◆ Task description ◆
Look through the material below and report every line that includes "this".

◆ Records provided ◆
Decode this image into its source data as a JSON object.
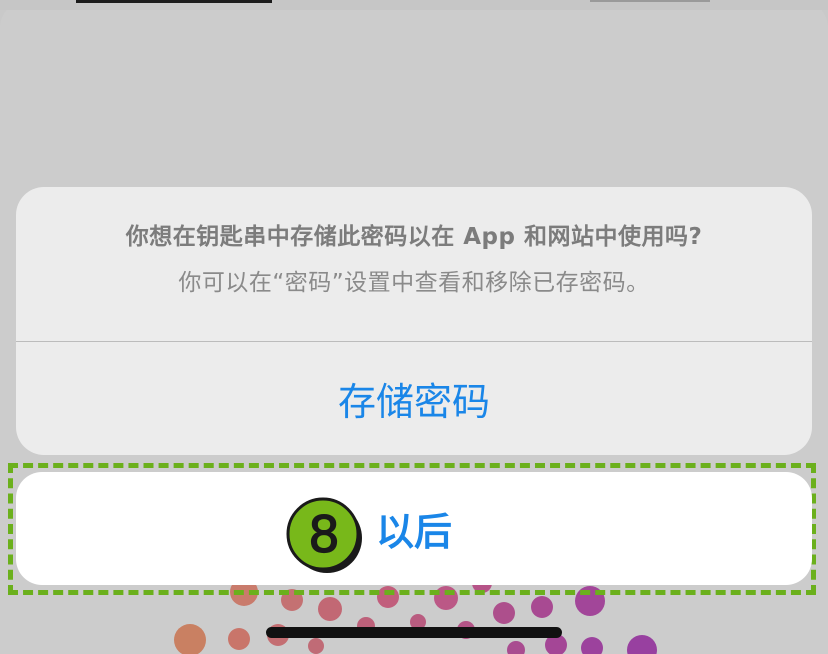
{
  "alert": {
    "title": "你想在钥匙串中存储此密码以在 App 和网站中使用吗?",
    "message": "你可以在“密码”设置中查看和移除已存密码。",
    "primary_action": "存储密码",
    "cancel_action": "以后"
  },
  "annotation": {
    "step_number": "8"
  },
  "colors": {
    "accent": "#1a86e8",
    "highlight": "#6bb01c",
    "badge": "#78b81a"
  }
}
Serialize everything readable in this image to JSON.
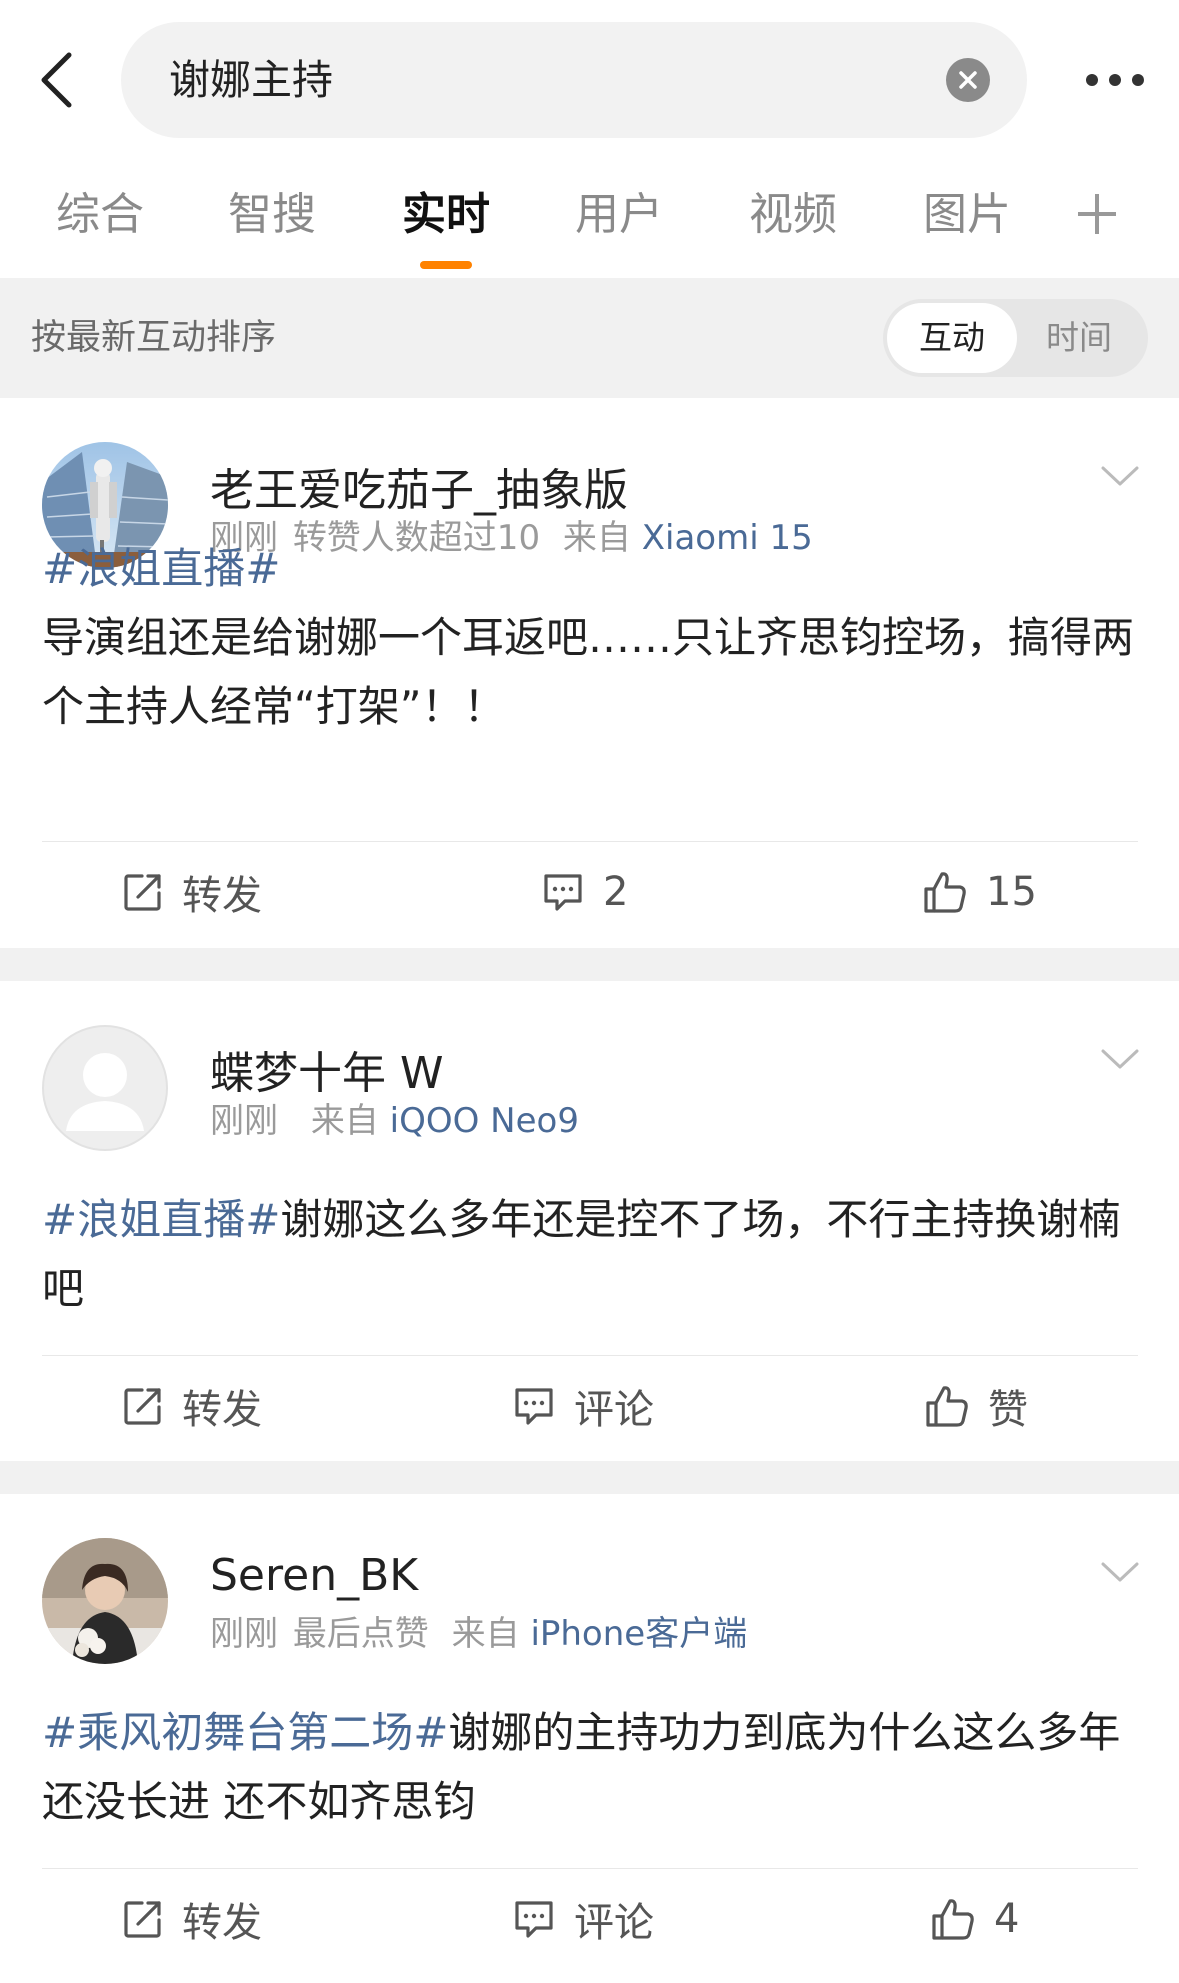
{
  "header": {
    "search_query": "谢娜主持"
  },
  "tabs": [
    {
      "label": "综合",
      "active": false
    },
    {
      "label": "智搜",
      "active": false
    },
    {
      "label": "实时",
      "active": true
    },
    {
      "label": "用户",
      "active": false
    },
    {
      "label": "视频",
      "active": false
    },
    {
      "label": "图片",
      "active": false
    }
  ],
  "sort_bar": {
    "label": "按最新互动排序",
    "options": [
      "互动",
      "时间"
    ],
    "selected": "互动"
  },
  "colors": {
    "accent": "#ff8200",
    "link": "#4a6a96",
    "separator": "#f1f1f1"
  },
  "posts": [
    {
      "username": "老王爱吃茄子_抽象版",
      "time": "刚刚",
      "extra": "转赞人数超过10",
      "source_prefix": "来自",
      "source": "Xiaomi 15",
      "hashtag": "#浪姐直播#",
      "text": "导演组还是给谢娜一个耳返吧……只让齐思钧控场，搞得两个主持人经常“打架”！！",
      "repost_label": "转发",
      "comment_label": "2",
      "like_label": "15",
      "avatar": "photo-building"
    },
    {
      "username": "蝶梦十年 W",
      "time": "刚刚",
      "extra": "",
      "source_prefix": "来自",
      "source": "iQOO Neo9",
      "hashtag": "#浪姐直播#",
      "text": "谢娜这么多年还是控不了场，不行主持换谢楠吧",
      "repost_label": "转发",
      "comment_label": "评论",
      "like_label": "赞",
      "avatar": "default-user"
    },
    {
      "username": "Seren_BK",
      "time": "刚刚",
      "extra": "最后点赞",
      "source_prefix": "来自",
      "source": "iPhone客户端",
      "hashtag": "#乘风初舞台第二场#",
      "text": "谢娜的主持功力到底为什么这么多年还没长进 还不如齐思钧",
      "repost_label": "转发",
      "comment_label": "评论",
      "like_label": "4",
      "avatar": "photo-person"
    }
  ]
}
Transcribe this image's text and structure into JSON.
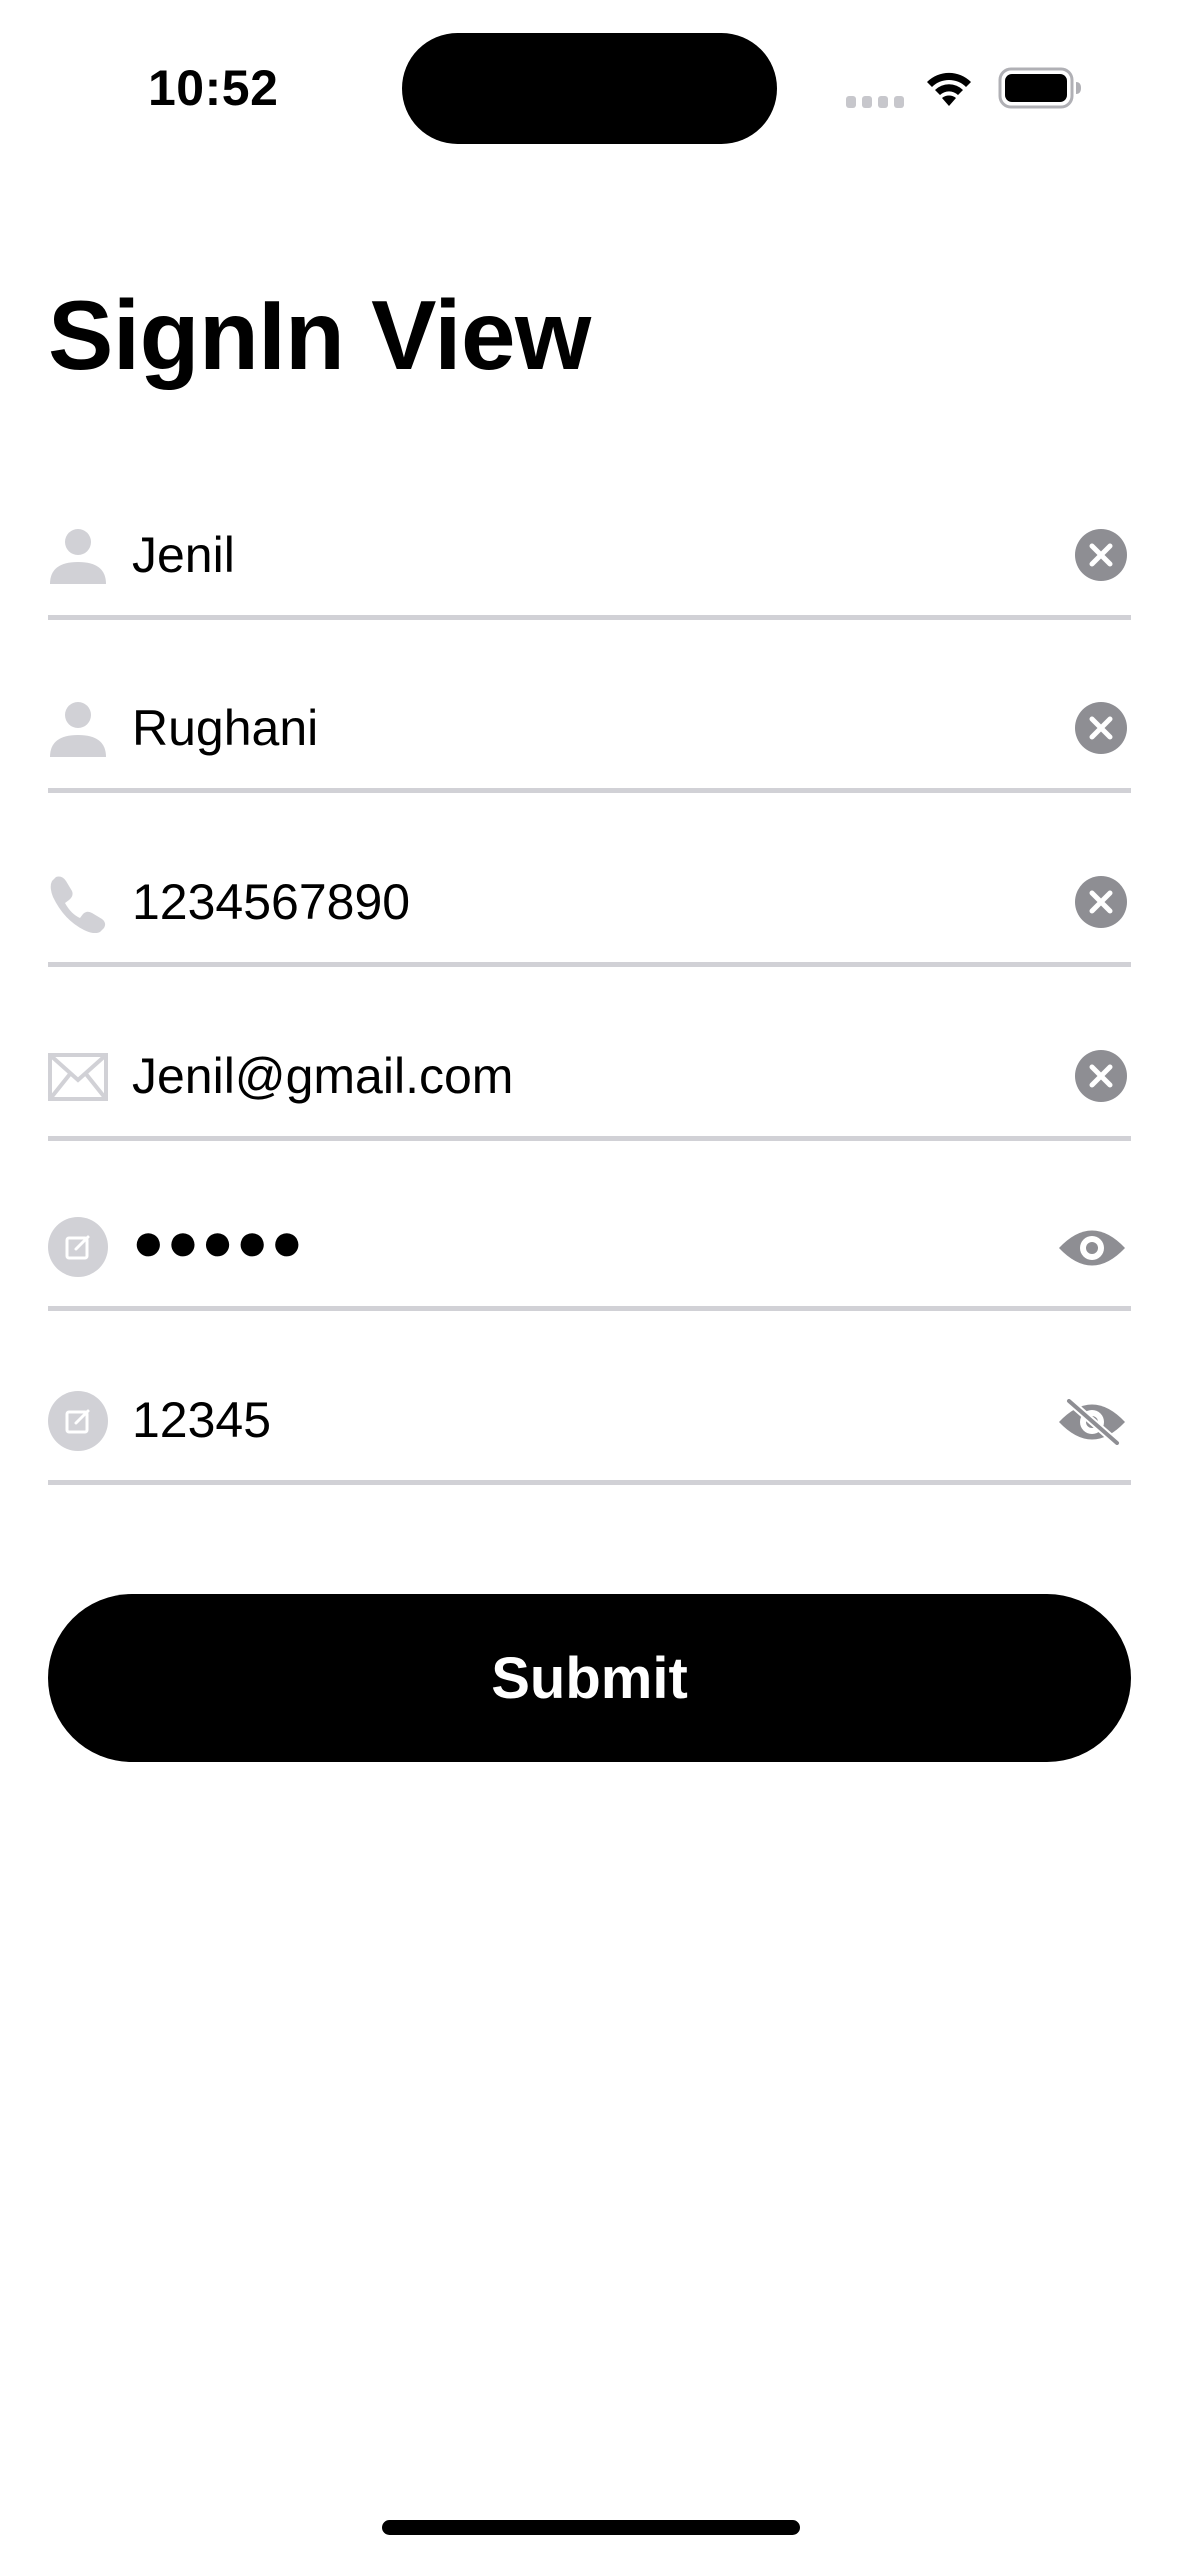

◆ Task result ◆
Decode this image into its source data as a JSON object.
Serialize everything readable in this image to JSON.
Transcribe this image's text and structure into JSON.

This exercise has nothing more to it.